Pioneer Natural Resources Co., the energy explorer whose shares have doubled in value this year, rose as much as 5.8 percent after reporting record exploratory results in the Permian Basin.
Drilling results from three wells in the Permian’s Wolfcamp D area, also known as the Cline Shale, were the highest ever in that part of the basin, said Robert L. Christensen Jr., a New York-based analyst at Canaccord Genuity Corp. Pioneer, which released the results as part of its third-quarter earnings statement today, rose to as high as $225.88 in after-hours trading in New York, before dropping back to $215 at 5:30 p.m.

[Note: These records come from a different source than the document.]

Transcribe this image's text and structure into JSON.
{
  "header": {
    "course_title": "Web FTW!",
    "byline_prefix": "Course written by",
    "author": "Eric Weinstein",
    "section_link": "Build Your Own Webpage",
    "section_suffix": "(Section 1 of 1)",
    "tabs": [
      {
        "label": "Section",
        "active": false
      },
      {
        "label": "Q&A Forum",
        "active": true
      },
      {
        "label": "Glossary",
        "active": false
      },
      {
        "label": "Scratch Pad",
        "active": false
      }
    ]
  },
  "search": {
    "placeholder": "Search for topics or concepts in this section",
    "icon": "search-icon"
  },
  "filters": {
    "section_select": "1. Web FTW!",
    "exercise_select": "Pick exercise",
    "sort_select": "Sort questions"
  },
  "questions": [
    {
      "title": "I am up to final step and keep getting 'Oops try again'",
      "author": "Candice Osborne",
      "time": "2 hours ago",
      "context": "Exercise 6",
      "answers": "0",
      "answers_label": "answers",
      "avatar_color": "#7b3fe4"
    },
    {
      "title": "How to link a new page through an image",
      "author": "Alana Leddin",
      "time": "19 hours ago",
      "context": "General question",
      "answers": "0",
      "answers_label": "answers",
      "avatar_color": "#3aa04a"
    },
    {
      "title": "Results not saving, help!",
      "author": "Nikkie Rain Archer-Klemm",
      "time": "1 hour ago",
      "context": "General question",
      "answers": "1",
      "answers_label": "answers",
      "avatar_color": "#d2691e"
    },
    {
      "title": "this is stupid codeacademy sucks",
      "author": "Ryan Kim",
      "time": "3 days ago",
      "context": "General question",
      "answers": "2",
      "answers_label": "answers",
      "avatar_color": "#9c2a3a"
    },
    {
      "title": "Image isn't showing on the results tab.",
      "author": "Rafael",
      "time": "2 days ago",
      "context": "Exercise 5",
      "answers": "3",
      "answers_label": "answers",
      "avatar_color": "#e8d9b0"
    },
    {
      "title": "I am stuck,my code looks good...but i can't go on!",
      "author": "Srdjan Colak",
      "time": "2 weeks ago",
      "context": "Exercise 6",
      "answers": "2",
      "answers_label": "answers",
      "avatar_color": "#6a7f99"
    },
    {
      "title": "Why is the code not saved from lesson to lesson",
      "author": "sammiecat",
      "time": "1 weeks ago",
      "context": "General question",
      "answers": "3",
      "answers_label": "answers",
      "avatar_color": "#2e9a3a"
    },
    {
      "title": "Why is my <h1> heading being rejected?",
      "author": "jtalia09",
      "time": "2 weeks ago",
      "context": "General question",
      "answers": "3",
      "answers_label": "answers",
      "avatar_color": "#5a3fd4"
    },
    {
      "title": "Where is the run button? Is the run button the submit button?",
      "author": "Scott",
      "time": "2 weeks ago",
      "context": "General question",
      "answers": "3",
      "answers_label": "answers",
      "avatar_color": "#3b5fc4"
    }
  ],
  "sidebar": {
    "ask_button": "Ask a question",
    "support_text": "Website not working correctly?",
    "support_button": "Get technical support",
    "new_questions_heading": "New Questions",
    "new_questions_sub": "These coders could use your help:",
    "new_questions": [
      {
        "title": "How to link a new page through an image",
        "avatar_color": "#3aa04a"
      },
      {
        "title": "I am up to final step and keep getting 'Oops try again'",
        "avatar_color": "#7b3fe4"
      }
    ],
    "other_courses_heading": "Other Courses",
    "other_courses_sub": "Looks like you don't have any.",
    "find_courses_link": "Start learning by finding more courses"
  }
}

“The industry has tried pretty heroically in the Cline Shale” to get substantial amounts of oil from wells, Christensen said in a phone interview. “This is their first Cline test and it happened to be a record for the Cline and a record for any interval in the Wolfcamp.”
Pioneer was among the 10 largest holders of net acreage in the Permian Basin in Texas at the end of the second quarter, according to data compiled by Bloomberg.
Permian oil production in Texas has climbed 33 percent in the past six years, rising to 921,413 barrels last year. The Irving, Texas-based company has estimated its 640,000 net acres in the Permian — including the Spraberry and Wolfcamp areas — will yield the equivalent of more than 7 billion barrels of oil.
The company’s E.T. O’Daniel .2H well had initial peak production equivalent to 3,156 barrels of oil a day, the highest horizontal 24-hour rate in the Midland Basin, Pioneer said. Production rates for two other wells in the Wolfcamp were 2,128 barrels and 1,509 barrels with oil content of at least 60 percent.
Pioneer is forecasting 2013 output will be 14 percent higher than last year. The company had previously anticipated a 14 percent to 16 percent increase.
Third-quarter net income more than quadrupled to $91.1 million, or 65 cents a share, from $19.2 million, or 15 cents, a year earlier, the company said in a statement today. Excluding one-time items, per-share earnings were below the $1.35 average of 38 analysts’ estimates compiled by Bloomberg.
Average sales volumes during the third quarter increased to the equivalent of 172,611 barrels of oil a day from 159,894 barrels a year earlier, based on continuing operations. That’s “slightly below” the company’s guidance for the quarter, Pioneer said.
The failure to meet the output estimate was “a result of delays in bringing new wells on production in the Eagle Ford Shale related to increased pad drilling,” Scott Sheffield, chairman and chief executive officer of Pioneer, said in the statement. “We expect fourth-quarter production to grow significantly as these delayed wells and a substantial number of new pad wells from the Eagle Ford Shale and the Spraberry
Wolfcamp areas are placed on production.”